Quinoa, a grain crop which is cultivated for its edible seeds, has been domesticated in South America for thousands of years. Pronounced as "keen-wa", this crop is considered to be a healthier alternative to starchy grains and comes in three different varieties: whole grain white, red and black. The United Nations declared 2013 as the "International Year of Quinoa" in recognition of the indigenous peoples of the Andes, who have preserved quinoa as a staple for present and future generations.

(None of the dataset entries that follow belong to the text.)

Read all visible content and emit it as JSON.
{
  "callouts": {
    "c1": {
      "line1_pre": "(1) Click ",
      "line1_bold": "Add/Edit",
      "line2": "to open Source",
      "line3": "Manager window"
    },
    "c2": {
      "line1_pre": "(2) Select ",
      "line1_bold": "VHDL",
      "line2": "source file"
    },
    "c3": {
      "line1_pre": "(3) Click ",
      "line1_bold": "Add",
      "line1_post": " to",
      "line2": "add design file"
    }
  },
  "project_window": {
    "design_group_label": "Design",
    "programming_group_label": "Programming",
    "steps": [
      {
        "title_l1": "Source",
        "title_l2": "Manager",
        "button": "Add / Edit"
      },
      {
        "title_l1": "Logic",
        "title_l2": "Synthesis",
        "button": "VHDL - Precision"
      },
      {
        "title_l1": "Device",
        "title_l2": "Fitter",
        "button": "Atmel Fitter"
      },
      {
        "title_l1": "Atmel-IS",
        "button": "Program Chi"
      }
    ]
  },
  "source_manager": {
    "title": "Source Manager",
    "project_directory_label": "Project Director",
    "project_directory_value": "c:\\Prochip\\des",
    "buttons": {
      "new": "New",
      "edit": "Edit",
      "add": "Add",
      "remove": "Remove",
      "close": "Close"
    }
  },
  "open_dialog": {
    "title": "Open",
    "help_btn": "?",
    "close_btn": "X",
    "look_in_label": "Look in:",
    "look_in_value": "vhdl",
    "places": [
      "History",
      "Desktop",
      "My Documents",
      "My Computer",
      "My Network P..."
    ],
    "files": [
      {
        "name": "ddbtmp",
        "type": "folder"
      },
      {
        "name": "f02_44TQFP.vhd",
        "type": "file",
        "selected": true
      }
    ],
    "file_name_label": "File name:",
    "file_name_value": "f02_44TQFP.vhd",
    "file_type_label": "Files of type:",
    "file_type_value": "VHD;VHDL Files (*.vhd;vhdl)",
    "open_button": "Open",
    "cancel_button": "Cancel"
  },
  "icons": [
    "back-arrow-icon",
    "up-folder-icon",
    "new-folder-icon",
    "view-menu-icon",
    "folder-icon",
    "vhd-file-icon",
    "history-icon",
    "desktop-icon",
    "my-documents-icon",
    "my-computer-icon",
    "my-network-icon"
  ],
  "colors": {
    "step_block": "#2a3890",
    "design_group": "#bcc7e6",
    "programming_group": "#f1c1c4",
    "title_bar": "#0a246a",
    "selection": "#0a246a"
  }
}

According to scientific studies, Quinoa is high in anti-inflammatory phytonutrients, which have possible benefits in the prevention and treatment of disease. Quinoa contains all nine essential amino acids, small amounts of omega-3 fatty acids and has a higher content of monounsaturated fat, in contrast to other cereal grasses. Furthermore, this crop is a good source vitamins and minerals, such as calcium and magnesium.

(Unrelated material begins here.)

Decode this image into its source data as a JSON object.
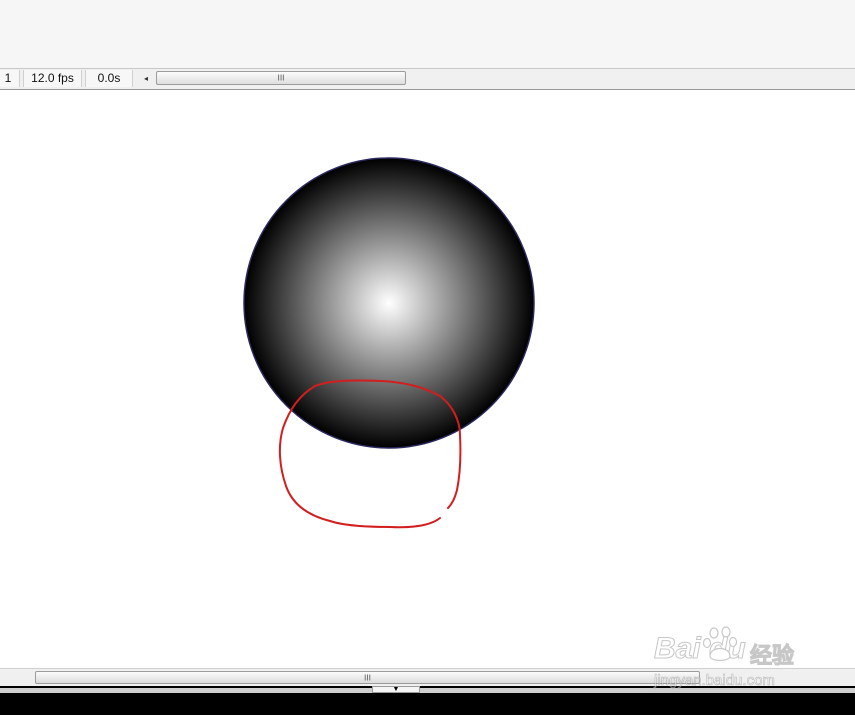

Over the years, the global production of quinoa had been increasing significantly, exceeding 228 thousand metric tons in 2015. During this period, Peru and Bolivia were the leading quinoa producing countries, each accounting for more than ninety thousand metric tons in 2015. In 2014, the United States imported approximately 68.9 million pounds of quinoa, predominantly from the Andean region.